The Securities and Exchange Commission on Wednesday tapped J.P. Morgan Chase & Co.'s top electronic-trading executive as a senior regulator, signaling an appetite for shaking up rules that are blamed for fragmenting trading across dozens of venues and fomenting the rise of high-frequency trading.
Brett Redfearn will become the SEC's director of trading and markets, making him the agency's point person for regulating exchanges, broker-dealers and high-speed trading firms. As J.P. Morgan's global head of market structure, Mr. Redfearn has criticized some exchanges' business models and privileges, including the legal immunity they enjoy from many lawsuits.
Mr. Redfearn has particularly needled exchanges over their practice of packaging and selling expensive market-data feeds. The real-time price reels play a part in high-speed traders' secret sauce, and many Wall Street banks also buy them to stay competitive.
"I am particularly interested in market data and market access, and ensuring we have a very fair and competitive landscape," Mr. Redfearn said in an interview Wednesday.
Mr. Redfearn, 53 years old, went to Evergreen State College in Washington state and holds a master's degree in political science from the New School in New York City. He started his career not on Wall Street but as an economic development official at the Port Authority of New York and New Jersey. He joined the American Stock Exchange in 1996 and in 2004 moved to Bear Stearns Cos., which was acquired by J.P. Morgan during the 2008 financial crisis.
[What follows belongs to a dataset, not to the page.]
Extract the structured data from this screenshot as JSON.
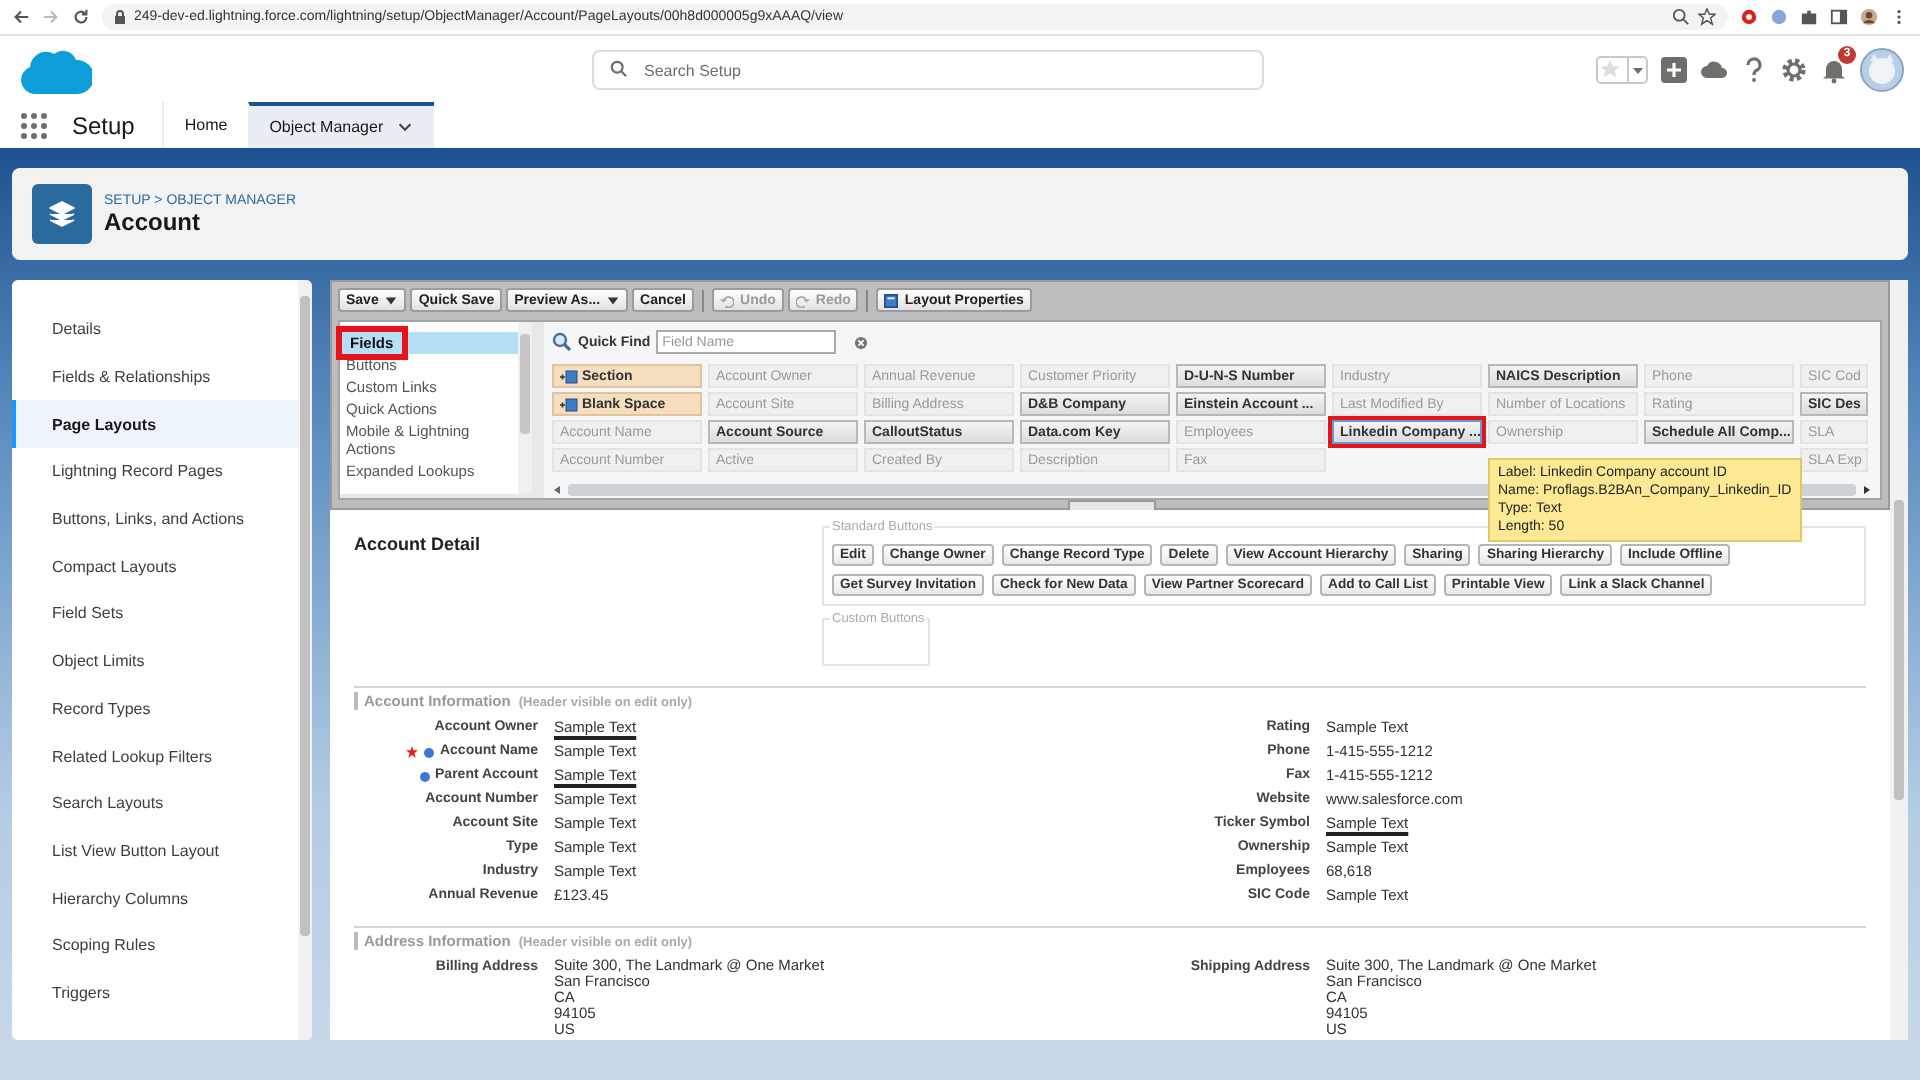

The J.P. Morgan executive said he would join the SEC soon without giving a date. He is one of the final top hires of SEC Chairman Jay Clayton, a Trump administration appointee who took over the regulator in May.
Mr. Redfearn is part of a wave of Wall Street veterans who have joined Mr. Clayton's staff, a practice known as the "revolving door" that accelerated after the agency courted industry experts after the 2008 crisis. Mr. Clayton earlier hired Alan Cohen, Goldman Sachs Group Inc. 's former global head of compliance, and David Metzman, former chief compliance officer of hedge-fund manager Aurelius Capital Management LP.
Other high-ranking regulators, including Mr. Redfearn's predecessor as director of trading and markets, have left the SEC to join Wall Street firms such as trading behemoth Citadel Securities.
"Brett's extensive markets experience and his longstanding, active engagement with investors, financial services firms, exchanges, and the SEC make him exceptionally well-positioned to lead the Division of Trading and Markets," Mr. Clayton said in a statement.
Part of Mr. Redfearn's role at J.P. Morgan involved helping long-term investors such as mutual-fund managers navigate the Byzantine structure of the stock market. He has been an outspoken critic of the regulatory privileges -- such as legal immunity -- that stock exchanges maintain despite their move a decade ago to become for-profit companies.
The feud stems from federal judicial decisions that found exchanges enjoy limited liability for decisions they make as operators and regulators of markets. The dispute exploded into the mainstream in 2012 when brokers complained Nasdaq Inc. didn't adequately compensate them for losses stemming from the exchange's botched initial public offering of Facebook Inc.
"Exchanges' immunity and limitations on liability provide exchanges with an unfair advantage in areas where they are competing with broker-dealers, alternative trading systems, and vendors," Mr. Redfearn wrote in testimony prepared for an SEC advisory committee hearing in April.
His most immediate assignment will be shepherding the SEC's move to revamp incentives that exchanges offer to attract trading. Many large investors believe the incentives -- rebates of trading fees handed back to brokers -- skew where their orders are routed. The SEC is preparing to propose a pilot program that would reduce the rebates on a sample of stocks to see if market quality improves.
A bigger challenge awaits after that. Mr. Clayton has shown an interest in reconsidering a package of SEC rules passed in 2005, known as Regulation NMS, which helped disperse stock trading across more than 50 platforms, including exchanges and private venues known as dark pools. The fragmentation has caused complexity that critics say has increased breakdowns and malfunctions.
Mr. Redfearn declined to say whether he would support rule changes that could rein in the proliferation of U.S. equity exchanges, now numbering more than a dozen. "Anytime somebody talks about fragmentation, you are also talking about competition," he said. "We are in a very pro-competition environment."
"It's going to be important to go back and discuss these issues with the chairman, the other commissioners and the staff, and see how we can work together to arrive at some more efficient outcomes," he added.
Some Republican critics of the rules, including former SEC Commissioner Paul Atkins, argue the rules also stripped brokers of discretion for how to best fill clients' orders. Mr. Redfearn declined to say how he might approach an overhaul of the rules, but signaled the time is right for an in-depth review.
"It's been 10 years since the implementation of Regulation NMS and certainly it's time to revisit that set of rules," he said. "The SEC is more in control of its agenda and it's a good place to focus on some of these important issues."
Write to Dave Michaels at firstname.lastname@example.org
(END) Dow Jones Newswires
October 18, 2017 16:37 ET (20:37 GMT)